Where was the great service? Well nowhere in this particular scene. Sure, I was provided by a car but it was of lesser quality than I thought I’d booked and cost me more. So instead, I’ll focus on everything that was so wrong in this situation and how taking the opposite tack constitutes good service.

1. Communication – customers don’t mind bad news so much as long as they are kept informed. This car hire provider had my mobile number and email, yet no attempt was made to warn me that there was a problem.

2. Solutions not problems – again, customers expect that when you identify a problem, you’ve also thought about a solution. In this case, the rep had no solution other than to cancel. No attempt had been made to come up with an alternative arrangement, or even to establish if other providers had vehicles.

3. Follow Up – they screwed up. Yet the one contact I received was an email confirming the cancellation. No ‘sorry’, no discount voucher or M&S gift token to lessen the pain. Nothing, rien, nada, zilch.

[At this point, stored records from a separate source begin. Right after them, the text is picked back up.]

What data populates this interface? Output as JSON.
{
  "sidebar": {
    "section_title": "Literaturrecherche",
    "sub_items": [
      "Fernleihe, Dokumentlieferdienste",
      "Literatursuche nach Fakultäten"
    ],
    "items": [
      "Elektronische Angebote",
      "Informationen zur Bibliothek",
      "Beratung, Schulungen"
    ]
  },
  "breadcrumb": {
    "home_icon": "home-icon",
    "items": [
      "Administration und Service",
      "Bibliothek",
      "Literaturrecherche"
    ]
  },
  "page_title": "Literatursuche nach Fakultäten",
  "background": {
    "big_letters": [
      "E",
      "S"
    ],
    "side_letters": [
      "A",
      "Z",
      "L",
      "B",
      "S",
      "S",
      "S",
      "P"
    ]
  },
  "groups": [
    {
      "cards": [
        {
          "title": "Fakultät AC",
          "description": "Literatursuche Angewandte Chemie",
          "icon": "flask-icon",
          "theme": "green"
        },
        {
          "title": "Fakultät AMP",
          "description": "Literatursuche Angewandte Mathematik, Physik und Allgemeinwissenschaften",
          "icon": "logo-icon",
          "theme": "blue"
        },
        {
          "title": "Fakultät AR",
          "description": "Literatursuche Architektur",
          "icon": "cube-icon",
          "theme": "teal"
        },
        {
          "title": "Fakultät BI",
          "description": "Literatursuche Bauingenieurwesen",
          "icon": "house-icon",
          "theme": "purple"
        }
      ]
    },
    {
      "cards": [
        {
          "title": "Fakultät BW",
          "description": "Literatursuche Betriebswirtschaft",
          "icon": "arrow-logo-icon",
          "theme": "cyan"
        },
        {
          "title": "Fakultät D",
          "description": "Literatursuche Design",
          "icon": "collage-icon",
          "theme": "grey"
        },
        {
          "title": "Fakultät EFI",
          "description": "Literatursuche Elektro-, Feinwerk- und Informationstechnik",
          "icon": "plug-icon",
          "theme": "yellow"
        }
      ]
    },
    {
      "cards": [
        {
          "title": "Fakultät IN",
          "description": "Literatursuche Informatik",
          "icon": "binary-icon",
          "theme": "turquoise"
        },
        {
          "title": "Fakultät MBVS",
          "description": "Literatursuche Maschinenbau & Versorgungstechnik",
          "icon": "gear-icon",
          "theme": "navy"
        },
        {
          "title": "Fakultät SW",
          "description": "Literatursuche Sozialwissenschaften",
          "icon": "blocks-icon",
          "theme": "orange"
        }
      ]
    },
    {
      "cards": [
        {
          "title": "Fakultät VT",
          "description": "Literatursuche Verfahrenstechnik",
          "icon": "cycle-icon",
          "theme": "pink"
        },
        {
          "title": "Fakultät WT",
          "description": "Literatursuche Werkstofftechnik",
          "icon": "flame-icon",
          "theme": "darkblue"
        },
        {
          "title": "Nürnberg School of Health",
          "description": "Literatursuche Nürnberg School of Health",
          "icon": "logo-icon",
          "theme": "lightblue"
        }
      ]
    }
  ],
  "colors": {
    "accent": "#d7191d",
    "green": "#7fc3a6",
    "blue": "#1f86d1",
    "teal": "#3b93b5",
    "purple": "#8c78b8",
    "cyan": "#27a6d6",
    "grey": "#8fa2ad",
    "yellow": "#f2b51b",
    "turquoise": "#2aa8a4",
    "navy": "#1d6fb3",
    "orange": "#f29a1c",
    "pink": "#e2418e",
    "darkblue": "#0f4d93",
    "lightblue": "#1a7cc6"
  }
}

And the end result?  One car hire company who won’t see my business any time soon, and a hugely negative story that will be re-told and re-told. I heard later that they were 38 cars short of their ‘confirmed’ bookings. Multiply the negative press of that story being told by 38 people over and over. The irony was that as I landed back in Glasgow, the cabin crew encouraged us to use their recommended car hire partner – guess who?